By Bernie Cahiles-Magkilat
The Philippines ranked 46th out of 63 countries in the 2019 World Competitiveness Yearbook (WCY), a four-place improvement from last year’s 50th. The country partially recovered this year after a nine-place drop in 2018.
Among Asia-Pacific economies, the Philippines ranked 13th out of 14 countries.
The WCY, which is being published by AIM Rizalino S. Navarro Policy Center for Competitiveness has been the Philippine partner institute of the IMD in producing the Yearbook since 1997, which evaluates competitiveness using 235 indicators spread across four factors: Economic Performance, Government Efficiency, Business Efficiency, and Infrastructure.
The Philippines saw an improvement in the ranking of all four factors. The Economic Performance showed the most improvement of 12 notches in 2019 — the largest increase among the four factors – from 50th to 38th.
Government Efficiency rose from 44th to 41st; while Business Efficiency improved from 38th to 32nd.
Infrastructure, perennially the lowest-ranked factor for the Philippines, marginally improved from 60th to 59th.
The country partially recovered this year after a nine-place drop in 2018. Over the past five years, the Philippines placed 41st in 2015, 42nd in 2016, and 41st in 2017. Among the 14 Asia-Pacific countries in WCY, the Philippines ranked 13th, the same as in 2018. Its four-place improvement is the seventh largest in the WCY this year.
Overall, Singapore was the most competitive country after placing third last year. It took the place of the United States, which fell to third this year. Hong Kong remains second while Switzerland (fourth) and the United Arab Emirates (fifth) round up the top five. The remainder of the top ten, from sixth to tenth respectively, are Netherlands, Ireland, Denmark, Sweden, and Qatar. The bottom-ranked country is Venezuela (63rd), followed by Mongolia (62nd), Argentina (61st), Croatia (60th), and Brazil (59th).
Some of the country’s ASEAN competitors also improved their ranking, and by a larger margin than the Philippines. Thailand improved five places from 30th to 25th and Indonesia jumped 11 places from 43rd to 32nd. Malaysia kept its rank at 22nd.

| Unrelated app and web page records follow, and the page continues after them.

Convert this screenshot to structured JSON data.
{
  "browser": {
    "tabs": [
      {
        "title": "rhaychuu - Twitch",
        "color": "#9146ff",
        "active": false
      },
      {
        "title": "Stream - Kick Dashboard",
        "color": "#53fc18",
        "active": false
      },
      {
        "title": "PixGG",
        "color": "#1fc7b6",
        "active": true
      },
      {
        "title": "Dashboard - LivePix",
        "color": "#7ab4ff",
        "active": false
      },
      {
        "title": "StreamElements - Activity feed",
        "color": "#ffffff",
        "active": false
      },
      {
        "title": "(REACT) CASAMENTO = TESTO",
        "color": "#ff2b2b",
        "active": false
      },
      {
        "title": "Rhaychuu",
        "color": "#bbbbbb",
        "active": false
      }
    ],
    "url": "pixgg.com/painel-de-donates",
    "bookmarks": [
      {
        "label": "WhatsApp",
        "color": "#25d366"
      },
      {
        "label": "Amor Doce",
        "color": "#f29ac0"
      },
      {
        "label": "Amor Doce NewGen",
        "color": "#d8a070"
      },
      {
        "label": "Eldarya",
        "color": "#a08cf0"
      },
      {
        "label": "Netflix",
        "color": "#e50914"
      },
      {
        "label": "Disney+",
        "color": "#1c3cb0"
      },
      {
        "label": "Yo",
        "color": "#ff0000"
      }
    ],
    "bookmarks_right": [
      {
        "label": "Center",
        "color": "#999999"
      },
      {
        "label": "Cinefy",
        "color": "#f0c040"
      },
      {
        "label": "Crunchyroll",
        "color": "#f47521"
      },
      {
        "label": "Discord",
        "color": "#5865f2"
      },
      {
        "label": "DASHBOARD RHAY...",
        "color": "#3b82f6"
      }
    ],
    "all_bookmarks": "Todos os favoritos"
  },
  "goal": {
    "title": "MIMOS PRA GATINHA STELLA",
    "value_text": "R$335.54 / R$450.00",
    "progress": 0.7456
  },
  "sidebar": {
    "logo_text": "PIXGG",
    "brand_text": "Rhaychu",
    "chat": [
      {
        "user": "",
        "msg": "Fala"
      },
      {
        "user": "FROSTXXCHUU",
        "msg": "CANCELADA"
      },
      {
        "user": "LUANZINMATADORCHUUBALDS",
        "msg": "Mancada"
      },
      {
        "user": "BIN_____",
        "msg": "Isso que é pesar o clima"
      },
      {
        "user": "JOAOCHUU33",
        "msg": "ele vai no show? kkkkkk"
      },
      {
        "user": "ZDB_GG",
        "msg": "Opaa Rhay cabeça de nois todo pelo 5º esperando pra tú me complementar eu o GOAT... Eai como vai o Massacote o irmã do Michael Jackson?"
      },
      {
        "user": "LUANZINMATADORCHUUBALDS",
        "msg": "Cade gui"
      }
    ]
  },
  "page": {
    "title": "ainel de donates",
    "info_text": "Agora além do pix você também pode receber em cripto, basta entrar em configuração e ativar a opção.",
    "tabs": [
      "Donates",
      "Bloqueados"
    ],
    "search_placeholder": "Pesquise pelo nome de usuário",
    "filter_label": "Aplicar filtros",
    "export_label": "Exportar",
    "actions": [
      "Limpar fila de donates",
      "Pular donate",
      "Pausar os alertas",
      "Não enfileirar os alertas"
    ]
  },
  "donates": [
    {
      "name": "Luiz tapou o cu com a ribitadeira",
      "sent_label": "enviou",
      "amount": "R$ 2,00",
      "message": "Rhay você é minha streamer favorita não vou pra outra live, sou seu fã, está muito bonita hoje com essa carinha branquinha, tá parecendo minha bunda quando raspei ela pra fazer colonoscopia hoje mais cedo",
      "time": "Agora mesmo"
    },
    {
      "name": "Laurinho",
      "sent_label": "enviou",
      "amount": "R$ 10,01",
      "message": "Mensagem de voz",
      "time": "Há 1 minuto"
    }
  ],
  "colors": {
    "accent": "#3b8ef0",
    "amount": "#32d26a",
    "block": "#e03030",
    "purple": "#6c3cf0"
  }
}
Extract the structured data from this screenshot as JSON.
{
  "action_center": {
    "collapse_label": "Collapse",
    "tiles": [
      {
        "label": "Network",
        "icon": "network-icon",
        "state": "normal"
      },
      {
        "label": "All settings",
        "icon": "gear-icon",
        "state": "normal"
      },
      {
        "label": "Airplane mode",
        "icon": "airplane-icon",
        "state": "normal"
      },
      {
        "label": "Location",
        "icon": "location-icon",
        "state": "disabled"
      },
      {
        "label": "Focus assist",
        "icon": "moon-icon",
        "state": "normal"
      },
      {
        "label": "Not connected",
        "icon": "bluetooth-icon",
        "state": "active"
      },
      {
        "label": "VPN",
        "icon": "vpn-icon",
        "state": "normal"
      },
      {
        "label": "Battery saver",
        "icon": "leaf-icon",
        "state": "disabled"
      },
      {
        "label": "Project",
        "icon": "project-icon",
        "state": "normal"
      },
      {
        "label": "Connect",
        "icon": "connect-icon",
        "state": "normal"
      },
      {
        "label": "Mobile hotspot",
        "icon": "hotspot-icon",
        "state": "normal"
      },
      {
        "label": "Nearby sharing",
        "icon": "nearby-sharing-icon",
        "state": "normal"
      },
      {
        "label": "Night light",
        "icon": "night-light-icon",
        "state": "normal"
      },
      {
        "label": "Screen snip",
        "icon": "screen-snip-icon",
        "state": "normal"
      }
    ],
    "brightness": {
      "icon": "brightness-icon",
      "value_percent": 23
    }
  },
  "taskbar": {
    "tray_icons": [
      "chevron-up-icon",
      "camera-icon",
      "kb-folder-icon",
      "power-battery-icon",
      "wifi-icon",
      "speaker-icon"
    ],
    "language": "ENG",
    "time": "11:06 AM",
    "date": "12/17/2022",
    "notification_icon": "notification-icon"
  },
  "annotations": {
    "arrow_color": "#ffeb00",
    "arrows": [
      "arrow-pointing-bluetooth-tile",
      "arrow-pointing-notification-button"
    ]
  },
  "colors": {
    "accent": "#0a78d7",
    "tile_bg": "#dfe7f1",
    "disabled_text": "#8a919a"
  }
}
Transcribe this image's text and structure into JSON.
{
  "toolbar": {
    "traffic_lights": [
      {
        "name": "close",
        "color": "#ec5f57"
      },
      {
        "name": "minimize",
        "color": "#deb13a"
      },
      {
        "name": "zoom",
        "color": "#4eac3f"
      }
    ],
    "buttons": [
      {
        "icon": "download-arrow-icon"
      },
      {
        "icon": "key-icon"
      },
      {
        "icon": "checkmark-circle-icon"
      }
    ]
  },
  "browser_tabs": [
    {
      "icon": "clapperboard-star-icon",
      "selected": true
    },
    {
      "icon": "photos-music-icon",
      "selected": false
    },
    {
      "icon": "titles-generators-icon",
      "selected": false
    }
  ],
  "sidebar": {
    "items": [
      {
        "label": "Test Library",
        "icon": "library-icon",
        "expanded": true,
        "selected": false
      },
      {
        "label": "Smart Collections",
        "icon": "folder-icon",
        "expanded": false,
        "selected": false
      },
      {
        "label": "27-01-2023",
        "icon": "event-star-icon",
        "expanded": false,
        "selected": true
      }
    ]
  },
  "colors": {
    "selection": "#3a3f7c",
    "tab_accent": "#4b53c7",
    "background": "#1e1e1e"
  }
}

The primary drivers of the strong improvement of Economic Performance are the Domestic Economy and Employment sub-factors. The former rose 12 places from 24th to 12th while the latter improved 11 places from 32nd to 21st.
Domestic Economy was backed by the robust real GDP growth and real GDP growth per capita, respectively fifth and eighth highest in this year’s WCY. Some GDP expenditure components under the Domestic Economy sub-factor have also contributed to the ranking improvement, particularly consumption, government expenditure, and investments.
Meanwhile, the Employment sub-factor benefited from the drop of the unemployment rate and robust employment growth. The International Investment sub-factor also rose in ranking from 48th to 42nd, driven mostly by investment flows abroad (investment of local companies abroad). This made up for the decrease in inward foreign direct investments.
Not all sub-factors of Economic Performance improved. International Trade declined two places from 52nd to 54th as the current account balance, roughly the difference between exports and imports, continues to deteriorate. The growth of exports also slowed down last year compared to the year prior. The country’s low ranking in balance of trade and exports of goods per capita also remain. The Prices sub-factor also dropped from 45th to 46th with inflation rate accelerating last year. The gasoline prices criterion also contributed to this.
Infrastructure sub-factor shows how important programs such as the ‘Build Build Build’ and Public-Private Partnerships are; but other sub-factors also show that the Philippines should invest on infrastructure that promotes education, health, and research and development. Although Technological Infrastructure is performing much better, the digital automation and the technological improvements characterizing the fourth industrial revolution may require the country to ramp up investments in digital infrastructure.
The WCY Executive Opinion Survey asked respondents to select five key attractiveness indicators for the country from a list of 15. For the Philippines, the most frequently identified indicator was the country’s skilled workforce as listed by 85 percent of respondents. This is followed by dynamism of the economy (73 percent), cost competitiveness (58 percent), open and positive attitudes (57 percent), and high education level (50 percent). The least-identified indicators were effective legal environment (four percent), competency of government (seven percent), policy stability and predictability (nine percent), competitive tax regime (nine percent), and strong R&D culture (nine percent).
These responses suggest that the overwhelming key attractiveness indicator of the Philippines is the quality of labor. The dynamic economy follows, and lower cost is also a key advantage. The responses can also help policy makers design programs that can help promote Philippine competitiveness.